The Slammies -- as the name might suggest -- are awards given for outstanding achievement in the fields of thrash, "hard core" (you should pardon the antiquated catch phrase), and their wicked stepchildren. Hayward, who manages Raped Ape and plies the journalistic trade in West Palm Beach, started the Slammies because he "didn't think thrash/hard core was getting the respect it deserved. The awards are just a way of generating interest in the scene. No one had ever tried to put on a show on that scale, so I got everybody I could think of who was involved in the scene involved in the awards." (And, he adds, there will be a second annual Slammies.)
Thus the stars studding this monumental episode in South Florida's musical history included local bands Amboog-a-lard, Meatlocker, and Load, as well as industry luminaries such as Glenn Richards of WSHE-FM, Crimson of the Rag, Chez Pazienza of WVUM-FM, and, curiously enough, yours truly.

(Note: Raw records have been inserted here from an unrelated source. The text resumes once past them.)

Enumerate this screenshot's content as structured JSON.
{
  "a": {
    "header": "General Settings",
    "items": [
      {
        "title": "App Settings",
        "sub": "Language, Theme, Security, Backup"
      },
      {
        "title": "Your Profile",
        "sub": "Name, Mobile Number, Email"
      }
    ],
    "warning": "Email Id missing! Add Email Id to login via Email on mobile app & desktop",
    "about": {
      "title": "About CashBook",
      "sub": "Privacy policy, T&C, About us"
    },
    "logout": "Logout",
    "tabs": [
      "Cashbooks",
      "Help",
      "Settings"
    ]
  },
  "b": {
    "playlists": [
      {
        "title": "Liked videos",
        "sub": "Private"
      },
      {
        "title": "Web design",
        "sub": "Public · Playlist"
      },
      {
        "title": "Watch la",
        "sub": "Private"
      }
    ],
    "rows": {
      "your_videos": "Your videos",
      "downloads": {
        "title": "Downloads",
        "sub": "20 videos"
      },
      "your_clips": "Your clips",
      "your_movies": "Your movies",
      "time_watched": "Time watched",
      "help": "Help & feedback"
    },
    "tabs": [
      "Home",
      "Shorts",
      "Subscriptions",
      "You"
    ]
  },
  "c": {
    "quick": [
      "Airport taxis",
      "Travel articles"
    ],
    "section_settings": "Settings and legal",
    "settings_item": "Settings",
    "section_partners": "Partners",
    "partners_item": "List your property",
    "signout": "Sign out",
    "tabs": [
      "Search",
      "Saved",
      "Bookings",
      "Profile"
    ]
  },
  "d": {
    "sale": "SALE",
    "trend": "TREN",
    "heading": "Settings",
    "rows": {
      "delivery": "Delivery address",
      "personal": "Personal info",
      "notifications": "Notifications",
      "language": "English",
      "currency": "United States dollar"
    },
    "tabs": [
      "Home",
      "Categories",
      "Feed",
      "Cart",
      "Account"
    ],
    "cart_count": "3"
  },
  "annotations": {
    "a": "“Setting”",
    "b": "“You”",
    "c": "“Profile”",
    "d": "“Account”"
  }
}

Though some fervent fans would greet the opening of most envelopes with cries of "Rig!" and "It's a fix!" when their faves emerged unvictorious, Hayward assures that the Slammies are cleanly tabulated. "It's all open ballot," he says. "The people voted for the bands -- whoever bothered to pick up a ballot. We circulated 5000 ballots. And we had an accountant look over the oversight committee's shoulders while we counted the votes."
To the untrained ear, most of the performances at the presentation might have sounded shockingly similar, much like dishwashers colliding with Mack trucks on I-95. However, the subtle differences from thud to thrash were, in fact, represented by Hayward's choice of performers. "I tried to get the best bands around for each subgroup," the promoter says. "Load represented the hard/alternative side. Meatlocker is one of the last of the hard-core bands, but hard core is coming back a little bit. With one or two exceptions, most of the winners turned out to be bands that played." (Indeed, Meatlocker won Best Hard Core Band and Load for Best Hard Alternative Band, as well as Best New Band.)
Envelopes were sliced open, paper cuts were sustained, and ceramic skulls -- with, aptly, engraved metalplates in the foreheads -- were handed to the killer elite: Amboog-a-lard, their proverbial cups running over, snagged Best Local Release (for their 1991 demo), Song of the Year ("Overthrown"), Best Lead Guitarist (Dan Fontana), Best Rhythm Guitarist (Geordie White), and Best Drummer (George Kokkoris). Raped Ape landed a pair of skulls, for Band of the Year and Best Thrash Band. The night's headining act, Malevolent Creation, received Best Vocalist (Bret Hoffman) and tied with Roadrunner label mates Cynic for Best Death Metal Band. Former Cynic bassist Tony Choy, who's also thumped for Atheist and Pestilence, won in the four-stringer category.
After a few bodies were thrown in the air and close friends butted bald pates, the crowd of a thousand emptied out of the Button South, bruised, battered, deaf, and eagerly awaiting next year's version of the Slammies.
To the untrained ear, the performances might have sounded like dishwashers colliding with Mack trucks.